[Work request]: Provide only the number of lines in the following data that contain "Office".

[Data section]:
● ● ● ●
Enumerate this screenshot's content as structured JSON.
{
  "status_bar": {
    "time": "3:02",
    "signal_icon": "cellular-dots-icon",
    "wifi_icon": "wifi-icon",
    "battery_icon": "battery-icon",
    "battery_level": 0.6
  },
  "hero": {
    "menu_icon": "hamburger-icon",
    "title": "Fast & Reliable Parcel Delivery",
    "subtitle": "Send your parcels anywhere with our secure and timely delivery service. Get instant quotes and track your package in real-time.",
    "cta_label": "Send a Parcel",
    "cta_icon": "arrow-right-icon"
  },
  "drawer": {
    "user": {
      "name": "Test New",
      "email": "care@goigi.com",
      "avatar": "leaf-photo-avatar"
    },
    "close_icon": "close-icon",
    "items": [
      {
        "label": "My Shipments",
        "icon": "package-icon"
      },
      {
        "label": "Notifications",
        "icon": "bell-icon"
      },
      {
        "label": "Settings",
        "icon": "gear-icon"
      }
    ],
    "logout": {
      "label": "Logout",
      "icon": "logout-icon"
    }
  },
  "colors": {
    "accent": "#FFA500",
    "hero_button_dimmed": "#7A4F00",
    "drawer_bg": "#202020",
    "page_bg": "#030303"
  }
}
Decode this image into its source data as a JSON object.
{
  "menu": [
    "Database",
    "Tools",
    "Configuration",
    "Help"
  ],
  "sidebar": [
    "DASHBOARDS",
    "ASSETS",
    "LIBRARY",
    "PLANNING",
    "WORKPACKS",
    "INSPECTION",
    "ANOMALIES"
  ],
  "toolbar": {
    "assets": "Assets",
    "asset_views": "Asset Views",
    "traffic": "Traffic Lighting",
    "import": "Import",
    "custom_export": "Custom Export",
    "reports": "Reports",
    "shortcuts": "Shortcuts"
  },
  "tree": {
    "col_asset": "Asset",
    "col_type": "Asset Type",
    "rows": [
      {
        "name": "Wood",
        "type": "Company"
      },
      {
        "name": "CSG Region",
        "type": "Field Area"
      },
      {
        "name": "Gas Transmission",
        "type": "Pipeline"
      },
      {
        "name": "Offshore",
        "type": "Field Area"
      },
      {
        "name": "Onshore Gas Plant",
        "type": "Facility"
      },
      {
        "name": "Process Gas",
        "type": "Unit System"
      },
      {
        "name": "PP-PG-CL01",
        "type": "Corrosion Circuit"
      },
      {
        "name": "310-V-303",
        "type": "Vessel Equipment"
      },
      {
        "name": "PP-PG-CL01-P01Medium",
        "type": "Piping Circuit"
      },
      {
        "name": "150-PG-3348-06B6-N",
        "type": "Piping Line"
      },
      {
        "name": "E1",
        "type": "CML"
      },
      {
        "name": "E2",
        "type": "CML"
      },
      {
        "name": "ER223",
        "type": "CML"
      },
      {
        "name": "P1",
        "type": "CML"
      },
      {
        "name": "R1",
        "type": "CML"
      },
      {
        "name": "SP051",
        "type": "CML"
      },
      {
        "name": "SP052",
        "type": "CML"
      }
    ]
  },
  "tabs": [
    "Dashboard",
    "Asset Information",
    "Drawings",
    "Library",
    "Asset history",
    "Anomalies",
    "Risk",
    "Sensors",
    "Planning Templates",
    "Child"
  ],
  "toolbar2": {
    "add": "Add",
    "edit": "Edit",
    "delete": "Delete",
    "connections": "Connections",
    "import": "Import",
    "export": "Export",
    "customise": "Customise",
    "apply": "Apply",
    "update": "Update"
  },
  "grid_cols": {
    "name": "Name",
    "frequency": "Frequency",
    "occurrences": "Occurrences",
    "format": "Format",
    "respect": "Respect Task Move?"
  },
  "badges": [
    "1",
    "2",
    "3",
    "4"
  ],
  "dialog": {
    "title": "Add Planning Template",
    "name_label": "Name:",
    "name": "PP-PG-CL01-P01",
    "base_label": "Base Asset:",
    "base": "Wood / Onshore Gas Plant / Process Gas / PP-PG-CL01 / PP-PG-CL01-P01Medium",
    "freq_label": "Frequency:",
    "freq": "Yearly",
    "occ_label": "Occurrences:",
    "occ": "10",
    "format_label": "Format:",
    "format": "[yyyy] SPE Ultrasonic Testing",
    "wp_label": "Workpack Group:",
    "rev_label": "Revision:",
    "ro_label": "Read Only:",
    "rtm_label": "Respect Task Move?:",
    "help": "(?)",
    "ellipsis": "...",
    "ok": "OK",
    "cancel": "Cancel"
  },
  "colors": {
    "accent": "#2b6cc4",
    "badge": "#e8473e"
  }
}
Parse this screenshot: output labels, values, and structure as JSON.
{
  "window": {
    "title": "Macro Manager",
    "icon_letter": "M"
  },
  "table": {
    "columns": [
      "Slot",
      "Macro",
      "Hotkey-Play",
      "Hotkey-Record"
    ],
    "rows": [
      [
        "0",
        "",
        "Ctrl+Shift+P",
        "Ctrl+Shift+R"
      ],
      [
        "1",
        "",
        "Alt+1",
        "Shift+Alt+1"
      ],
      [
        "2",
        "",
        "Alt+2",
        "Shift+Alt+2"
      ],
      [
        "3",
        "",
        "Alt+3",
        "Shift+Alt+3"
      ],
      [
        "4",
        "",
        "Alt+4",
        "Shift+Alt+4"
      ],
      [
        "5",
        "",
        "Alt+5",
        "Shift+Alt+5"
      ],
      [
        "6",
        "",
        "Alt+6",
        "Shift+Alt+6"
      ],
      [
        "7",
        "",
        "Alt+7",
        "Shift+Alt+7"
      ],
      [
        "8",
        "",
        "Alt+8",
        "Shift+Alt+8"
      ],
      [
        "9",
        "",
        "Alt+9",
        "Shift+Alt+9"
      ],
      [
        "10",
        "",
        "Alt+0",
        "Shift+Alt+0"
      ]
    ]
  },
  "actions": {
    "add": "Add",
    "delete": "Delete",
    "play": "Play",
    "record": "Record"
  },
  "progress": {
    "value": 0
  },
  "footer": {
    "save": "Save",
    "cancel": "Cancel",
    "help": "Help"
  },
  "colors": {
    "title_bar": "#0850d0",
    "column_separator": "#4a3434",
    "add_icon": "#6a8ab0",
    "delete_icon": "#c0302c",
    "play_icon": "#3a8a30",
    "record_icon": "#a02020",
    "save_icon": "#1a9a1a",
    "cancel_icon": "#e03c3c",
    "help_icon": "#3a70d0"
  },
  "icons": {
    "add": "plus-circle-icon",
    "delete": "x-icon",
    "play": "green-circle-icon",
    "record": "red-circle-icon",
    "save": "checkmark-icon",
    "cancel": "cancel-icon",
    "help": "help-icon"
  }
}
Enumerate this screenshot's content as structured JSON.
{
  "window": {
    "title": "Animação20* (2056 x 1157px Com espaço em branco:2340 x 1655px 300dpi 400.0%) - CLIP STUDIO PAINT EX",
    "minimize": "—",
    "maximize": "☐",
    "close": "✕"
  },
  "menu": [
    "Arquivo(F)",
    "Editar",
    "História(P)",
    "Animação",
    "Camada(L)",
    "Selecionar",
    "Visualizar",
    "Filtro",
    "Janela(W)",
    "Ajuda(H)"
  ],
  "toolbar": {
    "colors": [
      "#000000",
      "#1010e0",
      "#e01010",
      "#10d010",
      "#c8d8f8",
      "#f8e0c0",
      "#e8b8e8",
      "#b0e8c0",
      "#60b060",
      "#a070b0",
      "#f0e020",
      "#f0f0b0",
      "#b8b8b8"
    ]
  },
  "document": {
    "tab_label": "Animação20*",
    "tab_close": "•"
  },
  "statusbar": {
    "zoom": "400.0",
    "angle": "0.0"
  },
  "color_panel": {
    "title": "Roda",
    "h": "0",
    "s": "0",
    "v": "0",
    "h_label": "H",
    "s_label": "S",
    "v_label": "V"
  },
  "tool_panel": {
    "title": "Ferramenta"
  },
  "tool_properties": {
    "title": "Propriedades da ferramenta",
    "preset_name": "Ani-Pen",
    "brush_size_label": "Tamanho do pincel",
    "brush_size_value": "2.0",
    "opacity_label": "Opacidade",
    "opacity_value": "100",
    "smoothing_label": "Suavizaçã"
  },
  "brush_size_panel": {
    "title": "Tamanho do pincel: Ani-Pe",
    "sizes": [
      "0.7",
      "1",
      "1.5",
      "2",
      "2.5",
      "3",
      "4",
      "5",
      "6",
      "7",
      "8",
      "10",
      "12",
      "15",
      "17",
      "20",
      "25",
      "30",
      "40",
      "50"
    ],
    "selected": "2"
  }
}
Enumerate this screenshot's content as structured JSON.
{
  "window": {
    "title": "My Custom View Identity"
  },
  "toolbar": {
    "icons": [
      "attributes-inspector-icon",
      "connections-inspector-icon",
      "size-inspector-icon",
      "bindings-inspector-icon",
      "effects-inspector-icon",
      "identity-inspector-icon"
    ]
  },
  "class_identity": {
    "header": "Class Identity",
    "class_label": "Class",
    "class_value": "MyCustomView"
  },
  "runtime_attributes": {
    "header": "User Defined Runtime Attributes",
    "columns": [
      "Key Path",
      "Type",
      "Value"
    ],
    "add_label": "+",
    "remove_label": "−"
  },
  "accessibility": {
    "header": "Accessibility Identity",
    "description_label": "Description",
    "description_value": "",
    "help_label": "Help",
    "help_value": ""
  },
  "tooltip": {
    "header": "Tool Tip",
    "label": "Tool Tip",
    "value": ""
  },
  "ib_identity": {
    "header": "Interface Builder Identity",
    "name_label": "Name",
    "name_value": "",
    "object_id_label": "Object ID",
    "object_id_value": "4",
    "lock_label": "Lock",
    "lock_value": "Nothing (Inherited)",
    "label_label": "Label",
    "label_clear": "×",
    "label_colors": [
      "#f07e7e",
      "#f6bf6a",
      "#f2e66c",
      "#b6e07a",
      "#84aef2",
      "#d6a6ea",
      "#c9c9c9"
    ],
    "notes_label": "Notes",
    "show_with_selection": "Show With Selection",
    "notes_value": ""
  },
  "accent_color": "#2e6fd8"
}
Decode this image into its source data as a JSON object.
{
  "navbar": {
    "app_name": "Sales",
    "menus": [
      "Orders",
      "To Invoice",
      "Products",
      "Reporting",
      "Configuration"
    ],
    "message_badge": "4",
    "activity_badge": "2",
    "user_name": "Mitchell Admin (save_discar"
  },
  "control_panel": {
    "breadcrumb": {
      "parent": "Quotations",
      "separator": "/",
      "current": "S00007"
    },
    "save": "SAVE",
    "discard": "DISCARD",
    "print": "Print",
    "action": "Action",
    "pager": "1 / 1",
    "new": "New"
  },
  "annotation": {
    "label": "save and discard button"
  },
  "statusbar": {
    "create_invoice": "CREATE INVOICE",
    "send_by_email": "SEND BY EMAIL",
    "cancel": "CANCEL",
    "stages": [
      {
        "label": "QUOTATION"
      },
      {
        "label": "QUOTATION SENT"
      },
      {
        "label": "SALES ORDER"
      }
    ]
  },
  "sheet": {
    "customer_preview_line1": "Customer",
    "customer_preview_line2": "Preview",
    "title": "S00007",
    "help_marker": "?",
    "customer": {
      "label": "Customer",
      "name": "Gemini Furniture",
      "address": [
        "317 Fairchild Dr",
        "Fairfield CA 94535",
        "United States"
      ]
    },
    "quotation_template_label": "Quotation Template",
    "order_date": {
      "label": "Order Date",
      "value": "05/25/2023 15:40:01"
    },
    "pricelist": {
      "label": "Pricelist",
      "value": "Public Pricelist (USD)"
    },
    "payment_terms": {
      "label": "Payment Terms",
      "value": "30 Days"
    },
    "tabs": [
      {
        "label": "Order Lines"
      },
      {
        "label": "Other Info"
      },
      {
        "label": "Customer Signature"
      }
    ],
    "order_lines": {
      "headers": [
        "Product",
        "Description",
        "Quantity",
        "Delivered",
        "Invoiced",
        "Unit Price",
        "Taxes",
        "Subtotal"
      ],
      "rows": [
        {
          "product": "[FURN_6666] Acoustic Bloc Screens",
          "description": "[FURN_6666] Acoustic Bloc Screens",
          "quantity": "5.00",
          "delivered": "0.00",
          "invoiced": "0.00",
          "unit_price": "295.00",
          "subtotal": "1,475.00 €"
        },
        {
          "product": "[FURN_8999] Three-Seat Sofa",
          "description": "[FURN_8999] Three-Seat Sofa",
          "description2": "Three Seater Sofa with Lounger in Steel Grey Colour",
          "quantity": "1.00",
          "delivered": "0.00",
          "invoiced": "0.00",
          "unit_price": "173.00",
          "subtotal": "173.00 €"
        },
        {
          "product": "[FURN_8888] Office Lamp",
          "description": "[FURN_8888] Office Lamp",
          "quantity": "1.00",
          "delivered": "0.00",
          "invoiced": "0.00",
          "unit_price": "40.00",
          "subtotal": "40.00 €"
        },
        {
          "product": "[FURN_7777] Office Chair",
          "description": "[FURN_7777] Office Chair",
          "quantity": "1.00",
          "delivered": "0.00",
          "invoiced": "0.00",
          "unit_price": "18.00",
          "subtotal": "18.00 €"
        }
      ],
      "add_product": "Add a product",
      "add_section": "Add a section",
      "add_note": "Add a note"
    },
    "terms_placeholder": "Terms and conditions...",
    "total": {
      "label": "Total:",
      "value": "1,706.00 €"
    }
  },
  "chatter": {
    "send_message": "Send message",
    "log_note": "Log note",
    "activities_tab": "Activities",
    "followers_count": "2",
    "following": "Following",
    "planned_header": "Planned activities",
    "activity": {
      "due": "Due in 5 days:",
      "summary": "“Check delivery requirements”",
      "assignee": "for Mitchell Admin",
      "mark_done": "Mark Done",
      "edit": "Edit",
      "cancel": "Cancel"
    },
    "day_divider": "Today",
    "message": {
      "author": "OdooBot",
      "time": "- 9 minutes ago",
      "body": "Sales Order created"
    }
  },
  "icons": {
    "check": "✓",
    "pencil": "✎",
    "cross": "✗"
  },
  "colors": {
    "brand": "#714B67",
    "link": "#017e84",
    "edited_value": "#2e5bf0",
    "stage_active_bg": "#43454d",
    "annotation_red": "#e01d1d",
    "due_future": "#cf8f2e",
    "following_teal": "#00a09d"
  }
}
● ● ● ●
[Exercise output]: 4